Despite these positives in the domestic Western Australian economy, significant national and global headwinds exist. The monetary policy outlook for the major global central banks has shifted from the expectation of interest rate increases to one where central banks are expected to cut rates in the second half of 2019. The change has been in response to deteriorating global economic conditions, as global growth began to slow in the second half of 2018 weighed down by higher interest rates in the United States and concern over the outlook for global trade as America moved to a more protectionist stance, highlighted by its trade war with China.
Impact on financial markets
Australian bond yields fell sharply over the course of 2018/19 as the outlook changed from one where the market expected the next move in the cash rate to be an increase to one where a rate cut was likely, with the Reserve Bank of Australia (RBA) cutting the cash rate by 25 basis points in June 2019 to a fresh record low of 1.25 per cent. The 3-year Australian Treasury Bond yield fell from 2.06 per cent at the end of 2017/18 to 0.96 per cent by the end of 2018/19 while the 10-year yield fell from 2.63 to 1.32 per cent. Money market interest rates also fell with the three-month BBSW rate falling from 2.11 to 1.20 per cent.
The sharper decline in Australian bond yields when compared to the United States yields has pulled the Australian dollar lower, with the AUD falling from USD0.7405 at the beginning of 2018/19 to USD0.7020 at the end of the financial year. The decline in the Australian dollar would likely have been greater if commodity prices had not remained elevated.
The RBA made two adjustments to the committed liquidity facility (CLF) in June 2019 with the aim that it better reflects the changing dynamics of the Australian Sovereign and semi-government bond markets. An increase in the percentage of the total sovereign and semi-government bond outstandings that banks could hold, from 25 to 30 per cent in 1 per cent increases per year starting in 2020, combined with an increase in the fee payable on the CLF, from 15 to 20 basis points, is expected to increase demand for sovereign and semi-government bonds.

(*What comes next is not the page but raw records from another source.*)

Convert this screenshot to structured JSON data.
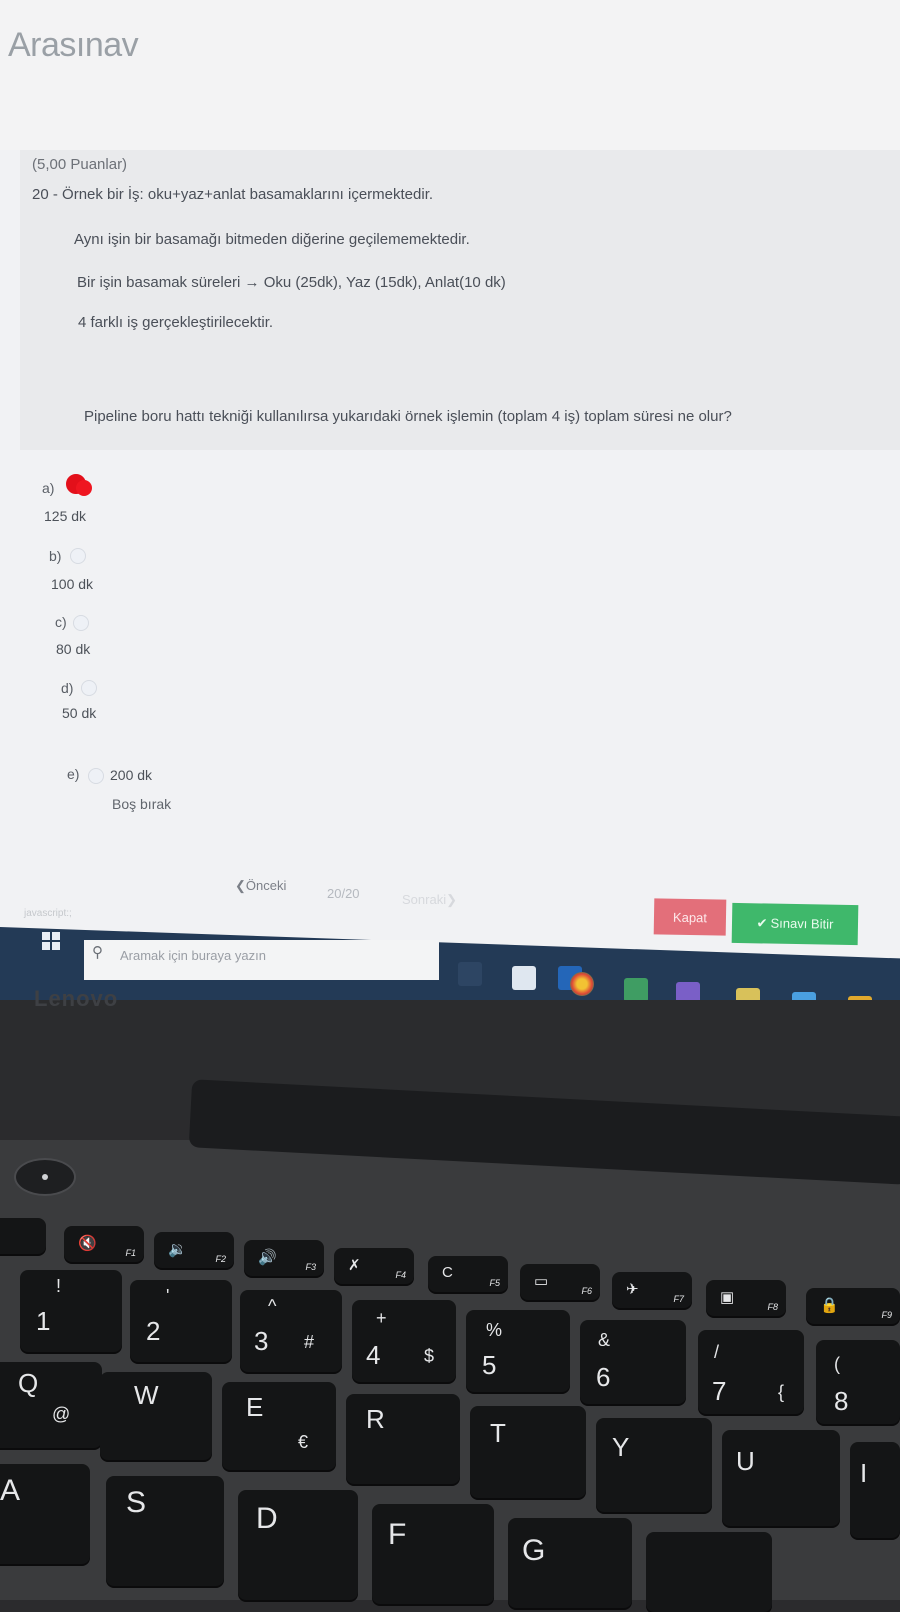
{
  "app": {
    "title": "Arasınav"
  },
  "question": {
    "points": "(5,00 Puanlar)",
    "number": "20 -",
    "headline": "Örnek bir İş: oku+yaz+anlat basamaklarını içermektedir.",
    "lines": [
      "Aynı işin bir basamağı bitmeden diğerine geçilememektedir.",
      "Bir işin basamak süreleri → Oku (25dk), Yaz (15dk),  Anlat(10 dk)",
      "4 farklı iş gerçekleştirilecektir."
    ],
    "prompt": "Pipeline boru hattı tekniği kullanılırsa yukarıdaki örnek işlemin (toplam 4 iş) toplam süresi ne olur?"
  },
  "options": [
    {
      "letter": "a)",
      "value": "125 dk",
      "selected": true
    },
    {
      "letter": "b)",
      "value": "100 dk",
      "selected": false
    },
    {
      "letter": "c)",
      "value": "80 dk",
      "selected": false
    },
    {
      "letter": "d)",
      "value": "50 dk",
      "selected": false
    },
    {
      "letter": "e)",
      "value": "200 dk",
      "selected": false
    }
  ],
  "skip_label": "Boş bırak",
  "nav": {
    "prev": "❮Önceki",
    "page": "20/20",
    "next": "Sonraki❯"
  },
  "status_text": "javascript:;",
  "buttons": {
    "close": "Kapat",
    "finish": "Sınavı Bitir",
    "finish_icon": "✔"
  },
  "taskbar": {
    "search_placeholder": "Aramak için buraya yazın",
    "start_icon": "windows-logo-icon",
    "search_icon": "search-icon"
  },
  "brand": {
    "laptop": "Lenovo"
  },
  "colors": {
    "selected_radio": "#e3101a",
    "close_button": "#e36f7a",
    "finish_button": "#3fb86b",
    "taskbar": "#233a56"
  },
  "keyboard": {
    "fn_row": [
      {
        "fn": "F1",
        "icon": "🔇"
      },
      {
        "fn": "F2",
        "icon": "🔉"
      },
      {
        "fn": "F3",
        "icon": "🔊"
      },
      {
        "fn": "F4",
        "icon": "✗"
      },
      {
        "fn": "F5",
        "icon": "C"
      },
      {
        "fn": "F6",
        "icon": "▭"
      },
      {
        "fn": "F7",
        "icon": "✈"
      },
      {
        "fn": "F8",
        "icon": "▣"
      },
      {
        "fn": "F9",
        "icon": "🔒"
      }
    ],
    "number_row": [
      {
        "main": "1",
        "sub": "!"
      },
      {
        "main": "2",
        "sub": "'"
      },
      {
        "main": "3",
        "sub": "^",
        "alt": "#"
      },
      {
        "main": "4",
        "sub": "+",
        "alt": "$"
      },
      {
        "main": "5",
        "sub": "%"
      },
      {
        "main": "6",
        "sub": "&"
      },
      {
        "main": "7",
        "sub": "/",
        "alt": "{"
      },
      {
        "main": "8",
        "sub": "("
      }
    ],
    "q_row": [
      {
        "main": "Q",
        "sub": "@"
      },
      {
        "main": "W"
      },
      {
        "main": "E",
        "sub": "€"
      },
      {
        "main": "R"
      },
      {
        "main": "T"
      },
      {
        "main": "Y"
      },
      {
        "main": "U"
      },
      {
        "main": "I"
      }
    ],
    "a_row": [
      {
        "main": "A"
      },
      {
        "main": "S"
      },
      {
        "main": "D"
      },
      {
        "main": "F"
      },
      {
        "main": "G"
      }
    ]
  }
}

Global momentum is gathering around moves to replace interbank offered rates (IBORs), as reference rate benchmarks, with alternative risk-free rate (RFR) benchmarks. At this stage, it is expected that the Australian BBSW will be able to be retained, as it is robust with sufficient liquidity in the transactions underlying its calculation. However, global moves in the direction of RFR benchmarks requires us to be mindful of those developments, the use of RFRs in the Australian context and have appropriate contractual fall-back language in place should BBSW cease to exist in the future.
While not directly impacted by the Royal Commission into the Misconduct of the Banking, Superannuation and Financial Services Industry, WATC will be closely monitoring the Government and Regulator response to its findings and recommendations.
Maturity Profile by Financial Year end, at 30 June 2019